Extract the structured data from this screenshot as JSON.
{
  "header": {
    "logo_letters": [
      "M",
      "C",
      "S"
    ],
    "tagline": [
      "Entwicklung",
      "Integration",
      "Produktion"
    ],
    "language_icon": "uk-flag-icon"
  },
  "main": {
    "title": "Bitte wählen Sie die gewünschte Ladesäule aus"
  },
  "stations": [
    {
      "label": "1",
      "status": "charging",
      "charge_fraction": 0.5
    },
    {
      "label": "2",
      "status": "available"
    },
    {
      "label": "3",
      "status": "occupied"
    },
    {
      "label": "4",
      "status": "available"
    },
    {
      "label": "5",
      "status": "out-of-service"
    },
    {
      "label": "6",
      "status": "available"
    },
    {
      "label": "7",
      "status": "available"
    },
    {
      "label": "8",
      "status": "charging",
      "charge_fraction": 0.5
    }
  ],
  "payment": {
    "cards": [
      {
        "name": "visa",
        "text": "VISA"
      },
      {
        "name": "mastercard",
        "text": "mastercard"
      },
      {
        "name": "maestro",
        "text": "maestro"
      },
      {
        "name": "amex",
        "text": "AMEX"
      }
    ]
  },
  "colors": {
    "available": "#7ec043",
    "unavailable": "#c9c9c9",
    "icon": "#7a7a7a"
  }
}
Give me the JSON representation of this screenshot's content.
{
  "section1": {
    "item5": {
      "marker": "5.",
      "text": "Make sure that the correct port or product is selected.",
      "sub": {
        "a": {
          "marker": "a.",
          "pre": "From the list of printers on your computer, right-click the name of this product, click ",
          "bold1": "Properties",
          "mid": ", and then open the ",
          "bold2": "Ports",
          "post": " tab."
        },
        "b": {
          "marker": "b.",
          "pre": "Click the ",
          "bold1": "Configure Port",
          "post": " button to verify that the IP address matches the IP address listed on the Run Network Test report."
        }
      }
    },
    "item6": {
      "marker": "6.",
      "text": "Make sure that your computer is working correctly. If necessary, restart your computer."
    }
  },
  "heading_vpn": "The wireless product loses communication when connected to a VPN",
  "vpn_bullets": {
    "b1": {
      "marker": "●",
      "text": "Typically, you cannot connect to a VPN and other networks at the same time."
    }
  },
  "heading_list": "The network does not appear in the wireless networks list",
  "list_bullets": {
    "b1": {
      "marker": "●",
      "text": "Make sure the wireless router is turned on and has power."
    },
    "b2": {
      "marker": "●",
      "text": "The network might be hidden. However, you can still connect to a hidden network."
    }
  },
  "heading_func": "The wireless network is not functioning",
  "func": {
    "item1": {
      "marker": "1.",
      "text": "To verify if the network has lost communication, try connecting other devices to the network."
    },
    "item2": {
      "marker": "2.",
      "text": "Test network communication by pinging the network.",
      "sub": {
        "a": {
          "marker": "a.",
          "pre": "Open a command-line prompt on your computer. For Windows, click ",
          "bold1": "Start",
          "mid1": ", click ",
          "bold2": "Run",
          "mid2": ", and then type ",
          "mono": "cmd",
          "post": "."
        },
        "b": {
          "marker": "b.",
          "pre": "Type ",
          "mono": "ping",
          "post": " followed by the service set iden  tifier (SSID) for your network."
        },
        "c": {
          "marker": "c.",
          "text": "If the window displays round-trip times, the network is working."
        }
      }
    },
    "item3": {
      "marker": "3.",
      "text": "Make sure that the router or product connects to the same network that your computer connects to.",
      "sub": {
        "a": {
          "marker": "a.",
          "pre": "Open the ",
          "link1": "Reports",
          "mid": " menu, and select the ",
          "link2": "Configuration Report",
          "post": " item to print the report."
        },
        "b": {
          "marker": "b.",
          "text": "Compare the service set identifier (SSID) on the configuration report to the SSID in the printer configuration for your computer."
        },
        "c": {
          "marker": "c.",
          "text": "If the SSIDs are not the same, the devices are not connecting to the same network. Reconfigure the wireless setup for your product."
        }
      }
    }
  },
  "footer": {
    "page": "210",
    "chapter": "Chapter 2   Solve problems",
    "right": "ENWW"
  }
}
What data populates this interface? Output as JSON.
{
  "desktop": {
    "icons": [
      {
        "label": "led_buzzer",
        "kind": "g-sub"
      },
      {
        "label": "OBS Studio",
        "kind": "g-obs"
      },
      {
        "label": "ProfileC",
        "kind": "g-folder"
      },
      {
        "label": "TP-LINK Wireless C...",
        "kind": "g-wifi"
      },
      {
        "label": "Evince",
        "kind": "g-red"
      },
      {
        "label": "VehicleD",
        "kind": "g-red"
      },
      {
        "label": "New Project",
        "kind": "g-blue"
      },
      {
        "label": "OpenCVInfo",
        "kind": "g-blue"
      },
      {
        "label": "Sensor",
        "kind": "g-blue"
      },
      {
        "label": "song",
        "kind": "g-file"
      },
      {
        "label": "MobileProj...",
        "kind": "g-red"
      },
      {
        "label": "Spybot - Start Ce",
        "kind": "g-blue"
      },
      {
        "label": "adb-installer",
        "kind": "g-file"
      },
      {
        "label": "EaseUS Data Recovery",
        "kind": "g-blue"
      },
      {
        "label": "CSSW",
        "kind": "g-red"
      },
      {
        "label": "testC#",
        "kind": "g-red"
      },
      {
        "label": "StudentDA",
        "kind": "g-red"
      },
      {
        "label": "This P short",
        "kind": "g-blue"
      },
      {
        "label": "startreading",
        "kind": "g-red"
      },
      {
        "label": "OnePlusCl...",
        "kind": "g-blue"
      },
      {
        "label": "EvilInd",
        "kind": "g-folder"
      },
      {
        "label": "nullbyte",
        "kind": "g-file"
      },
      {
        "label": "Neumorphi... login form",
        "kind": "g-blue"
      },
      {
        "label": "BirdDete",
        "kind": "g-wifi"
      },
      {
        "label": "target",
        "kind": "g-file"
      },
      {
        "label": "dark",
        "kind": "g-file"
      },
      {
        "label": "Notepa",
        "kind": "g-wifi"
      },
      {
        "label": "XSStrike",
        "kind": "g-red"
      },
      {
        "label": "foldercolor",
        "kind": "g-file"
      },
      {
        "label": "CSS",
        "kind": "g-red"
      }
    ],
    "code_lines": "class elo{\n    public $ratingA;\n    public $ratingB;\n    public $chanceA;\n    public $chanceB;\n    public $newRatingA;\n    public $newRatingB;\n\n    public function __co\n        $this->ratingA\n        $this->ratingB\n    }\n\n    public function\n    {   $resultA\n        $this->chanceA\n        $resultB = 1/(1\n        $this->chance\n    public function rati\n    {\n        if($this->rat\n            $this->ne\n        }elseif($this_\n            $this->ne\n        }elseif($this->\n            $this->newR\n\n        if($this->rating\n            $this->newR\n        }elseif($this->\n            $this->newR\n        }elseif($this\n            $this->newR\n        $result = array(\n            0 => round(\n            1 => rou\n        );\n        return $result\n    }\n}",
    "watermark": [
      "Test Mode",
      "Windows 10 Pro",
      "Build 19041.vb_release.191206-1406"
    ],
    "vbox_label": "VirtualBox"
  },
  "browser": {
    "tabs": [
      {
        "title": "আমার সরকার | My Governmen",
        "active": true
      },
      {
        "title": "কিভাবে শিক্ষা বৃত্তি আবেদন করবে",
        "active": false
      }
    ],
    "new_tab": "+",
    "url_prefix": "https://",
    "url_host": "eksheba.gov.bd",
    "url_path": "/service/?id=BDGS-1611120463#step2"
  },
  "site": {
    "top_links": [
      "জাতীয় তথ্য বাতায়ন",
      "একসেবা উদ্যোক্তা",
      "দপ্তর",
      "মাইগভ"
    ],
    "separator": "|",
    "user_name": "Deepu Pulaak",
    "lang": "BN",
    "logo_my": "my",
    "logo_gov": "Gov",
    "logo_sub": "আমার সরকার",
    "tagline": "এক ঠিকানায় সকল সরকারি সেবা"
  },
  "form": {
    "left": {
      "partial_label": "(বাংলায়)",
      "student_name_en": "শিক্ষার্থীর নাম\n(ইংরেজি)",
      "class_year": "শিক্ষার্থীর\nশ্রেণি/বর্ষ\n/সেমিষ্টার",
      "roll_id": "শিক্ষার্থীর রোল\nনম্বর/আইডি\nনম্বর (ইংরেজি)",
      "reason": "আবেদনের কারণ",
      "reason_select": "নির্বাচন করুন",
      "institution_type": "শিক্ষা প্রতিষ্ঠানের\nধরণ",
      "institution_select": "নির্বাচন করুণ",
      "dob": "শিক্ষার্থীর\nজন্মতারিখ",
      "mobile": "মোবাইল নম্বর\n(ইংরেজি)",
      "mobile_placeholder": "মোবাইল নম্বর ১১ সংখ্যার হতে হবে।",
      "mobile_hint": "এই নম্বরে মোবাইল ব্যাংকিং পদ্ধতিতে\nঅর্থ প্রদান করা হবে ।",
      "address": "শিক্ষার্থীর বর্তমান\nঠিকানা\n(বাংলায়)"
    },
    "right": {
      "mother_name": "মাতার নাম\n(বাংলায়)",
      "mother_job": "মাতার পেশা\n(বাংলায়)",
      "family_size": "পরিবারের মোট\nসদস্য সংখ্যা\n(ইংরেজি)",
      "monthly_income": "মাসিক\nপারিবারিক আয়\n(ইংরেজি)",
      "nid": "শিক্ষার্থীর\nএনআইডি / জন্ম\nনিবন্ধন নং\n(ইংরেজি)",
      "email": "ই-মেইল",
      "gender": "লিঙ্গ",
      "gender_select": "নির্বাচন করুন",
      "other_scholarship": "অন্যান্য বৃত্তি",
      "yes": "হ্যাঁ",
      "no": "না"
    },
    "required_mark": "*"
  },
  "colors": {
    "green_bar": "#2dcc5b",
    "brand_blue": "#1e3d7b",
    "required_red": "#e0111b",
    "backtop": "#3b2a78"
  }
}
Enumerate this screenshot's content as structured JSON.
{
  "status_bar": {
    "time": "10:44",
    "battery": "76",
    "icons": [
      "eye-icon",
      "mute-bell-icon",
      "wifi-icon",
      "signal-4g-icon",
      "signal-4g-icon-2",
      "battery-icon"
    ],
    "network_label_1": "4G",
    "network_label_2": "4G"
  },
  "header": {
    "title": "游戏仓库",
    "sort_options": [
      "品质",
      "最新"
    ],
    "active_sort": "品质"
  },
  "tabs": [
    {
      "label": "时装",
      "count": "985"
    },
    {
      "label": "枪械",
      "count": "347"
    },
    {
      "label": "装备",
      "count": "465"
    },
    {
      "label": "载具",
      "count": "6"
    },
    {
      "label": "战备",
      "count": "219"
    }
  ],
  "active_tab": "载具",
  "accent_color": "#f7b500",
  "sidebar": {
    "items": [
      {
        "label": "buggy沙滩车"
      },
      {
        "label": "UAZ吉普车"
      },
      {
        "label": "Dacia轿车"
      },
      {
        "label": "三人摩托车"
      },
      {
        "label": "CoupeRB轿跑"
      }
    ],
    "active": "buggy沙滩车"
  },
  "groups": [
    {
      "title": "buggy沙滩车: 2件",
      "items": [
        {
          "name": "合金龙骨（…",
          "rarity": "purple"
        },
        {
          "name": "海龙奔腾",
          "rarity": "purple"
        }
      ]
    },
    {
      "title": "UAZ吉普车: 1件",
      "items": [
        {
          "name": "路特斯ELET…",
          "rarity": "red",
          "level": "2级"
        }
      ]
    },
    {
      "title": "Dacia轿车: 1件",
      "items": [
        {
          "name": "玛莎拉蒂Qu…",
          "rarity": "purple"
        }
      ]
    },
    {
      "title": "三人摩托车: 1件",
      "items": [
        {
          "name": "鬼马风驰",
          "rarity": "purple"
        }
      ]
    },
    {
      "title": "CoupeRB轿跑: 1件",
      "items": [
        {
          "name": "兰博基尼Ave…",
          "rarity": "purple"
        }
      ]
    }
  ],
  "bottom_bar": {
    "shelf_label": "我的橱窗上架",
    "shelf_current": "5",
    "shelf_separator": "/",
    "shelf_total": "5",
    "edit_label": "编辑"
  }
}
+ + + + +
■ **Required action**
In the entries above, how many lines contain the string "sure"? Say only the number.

■ **Completed task**
4